The murder takes place, a dagger to the heart, incidentally the calling card of Le Loup de Poignard, and seems to have been the most impossible of impossible murders with the culprit neither seen entering nor leaving the scene of the crime. Bathurst, called in to investigate, discovers a gun hidden in a claret jug in the room where the murder took place and wonders why it was there. Add to the mix, the fact that the room was reserved for the ball’s guest of honour, the President of San Jonquilo. Was there a conspiracy to murder him too? But why was de Ravanac’s erstwhile mistress subsequently murdered? And just who was Le Loup and why were the colours of San Jonquilo, orange and black with an emblem of an orange axe, found at the scene of both murders?

Bathurst soon realises that the affair is more complicated than it seemed. The book ends with an exciting showdown between the sleuth and the culprit, whose identity is a little surprising. I am not sure that Flynn plays entirely fairly with his readers, but that does not mar what is an original and very entertaining story.

The Five Red Fingers

The Five Red Fingers – Brian Flynn

This is the fifth in Brian Flynn’s Anthony Bathurst series, originally published in 1929 and now reissued for a modern readership by Dean Street Press. I raced through it, which was appropriate as it has a horse racing theme. Julius Maitland, a South African millionaire now based in Blighty, has an overwhelming ambition to own a horse that wins the Epsom Derby and in Red Ringan he has a horse that will do it. The trouble is that his wife, Ida, also owns a horse, Princess Alicia, which also has an excellent chance, but he refuses to enter it.

Just before the race Maitland is allegedly summoned back to South Africa on business and in his absence, Ida enters her horse in the race and in a close finish is just pipped at the post by Red Ringan. Matters are complicated when a telephone call on the day of the race summons police to a house in Friningham where Sir Julius’ body is found. More importantly, he had been dead for a couple of days.

Some of the plotting revolves around the esoterica of horse racing. Under the rules of the Derby the owner of a horse has to be alive when the race is run. Maitland’s death means that Red Ringan is disqualified and the race is awarded to Princess Alicia. Then there is the Calcutta Auction where contestants bid amongst themselves to “buy” each of the runners of the race, the holder of the winning horse scooping the pot created by the auction. The disqualification of Red Ringan and the award of the race to Princess Alicia has a big financial implication to the holders of the tickets in the Calcutta Auction, surely motive enough to do in Maitland.

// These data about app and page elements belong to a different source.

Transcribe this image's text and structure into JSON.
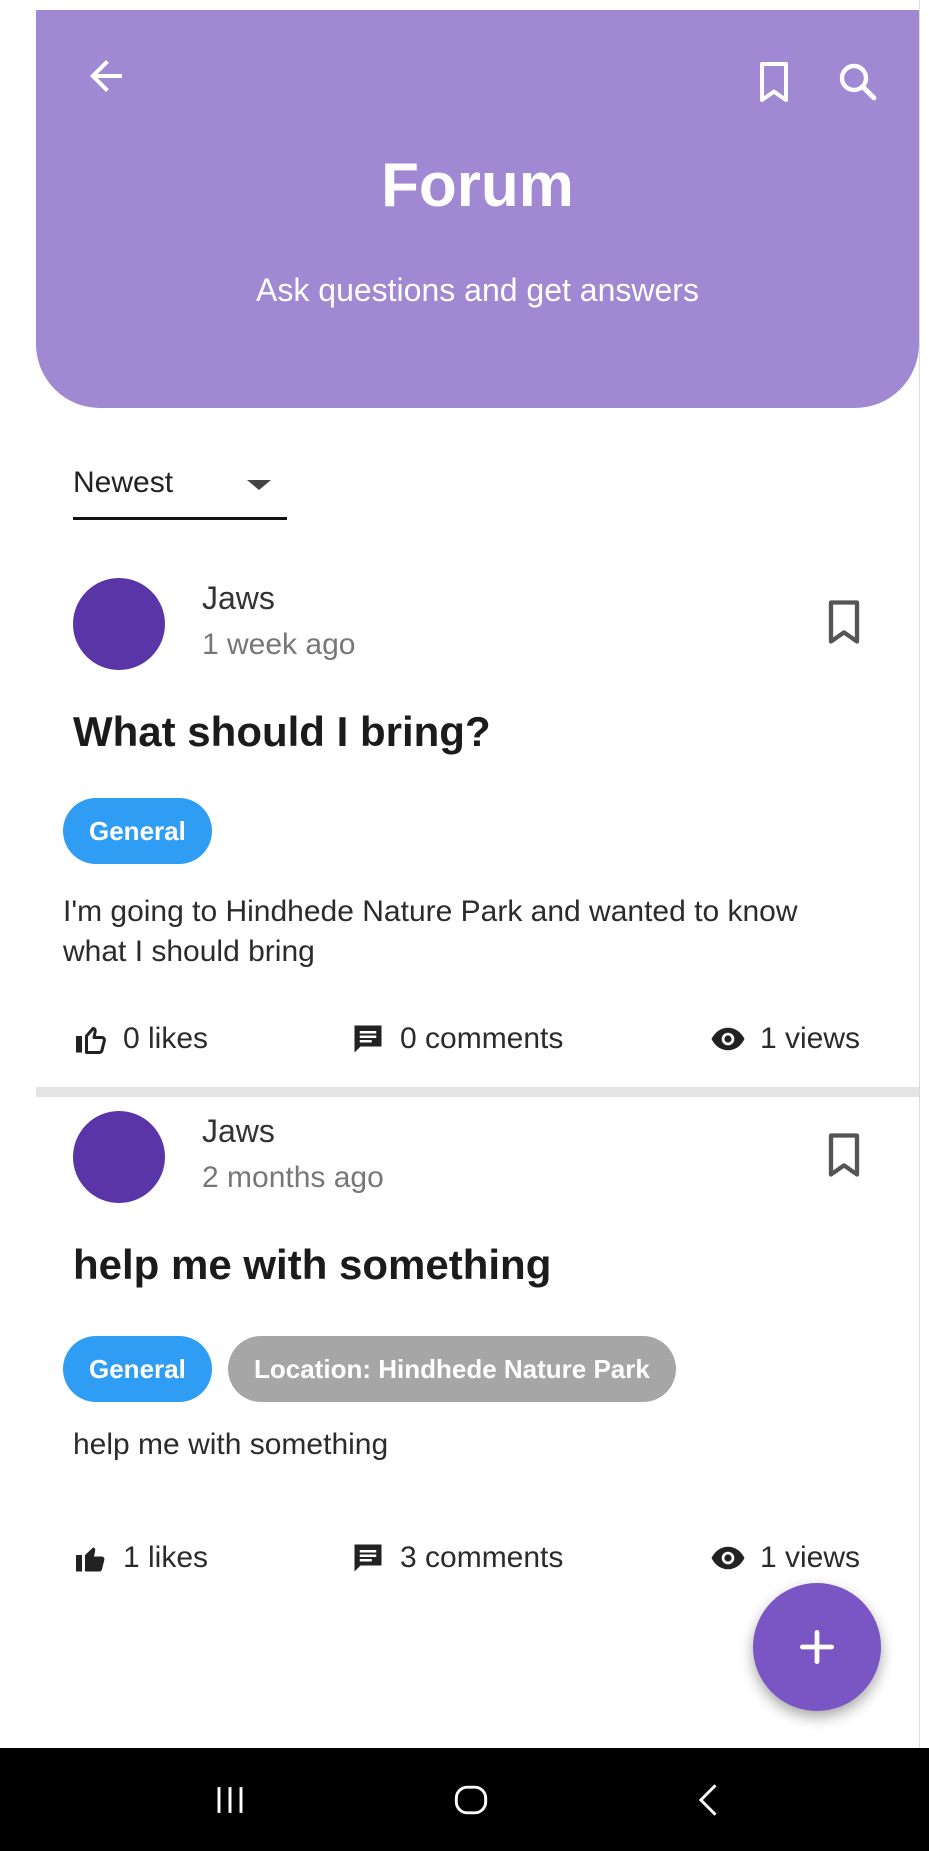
{
  "header": {
    "title": "Forum",
    "subtitle": "Ask questions and get answers",
    "bg_color": "#a088d2",
    "icons": [
      "back-arrow-icon",
      "bookmark-icon",
      "search-icon"
    ]
  },
  "sort": {
    "selected": "Newest"
  },
  "posts": [
    {
      "author": "Jaws",
      "time": "1 week ago",
      "title": "What should I bring?",
      "tags": [
        "General"
      ],
      "body": "I'm going to Hindhede Nature Park and wanted to know what I should bring",
      "likes": "0 likes",
      "comments": "0 comments",
      "views": "1 views",
      "liked": false
    },
    {
      "author": "Jaws",
      "time": "2 months ago",
      "title": "help me with something",
      "tags": [
        "General",
        "Location: Hindhede Nature Park"
      ],
      "body": "help me with something",
      "likes": "1 likes",
      "comments": "3 comments",
      "views": "1 views",
      "liked": true
    }
  ],
  "fab": {
    "icon": "plus-icon",
    "color": "#7a55c4"
  },
  "system_nav": {
    "icons": [
      "recents-icon",
      "home-icon",
      "back-icon"
    ]
  }
}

Astonishingly, although the police are involved from the start, the Commissioner of the Metropolitan Police, Sir Austin Kemble does not reckon them up to the job and calls in Bathurst and the pair set out to find out what Maitland was doing in Friningham, what has happened to a missing bullet, why was he killed and who did it. The case turns, in part, on an extraordinary coincidence, Bathurst finding a young girl on the same spot where she witnessed something which helped the amateur sleuth piece things together. He gets the information in exchange for some money which the girl will use to complete her collection of cigarette cards. We learn later on that she did complete the collection but not whether she smoked all the fags.

In truth, the plot has a number of holes in it and the unmasking of the culprit requires the to make a confession, Bathurst not being exactly sure until that point the identity of the culprit. Inevitably, too, Maitland is not who he seems and carries dark secrets from his former life in South Africa which come back to bite him. But this reader was prepared to suspend his critical faculties as it was an entertaining read with enough red herrings to keep you on your toes. Like Bathurst I had a vague sense of how it all hung together but the denouement was still a bit of a shock.

As to the book’s title, it is a reference to a handprint that Bathurst found in a shed which convinced him that Maitland had come to a sticky end there and not in Friningham where his body was dumped. If you enjoy light detective fiction, it is an odds-on certainty that you will enjoy this.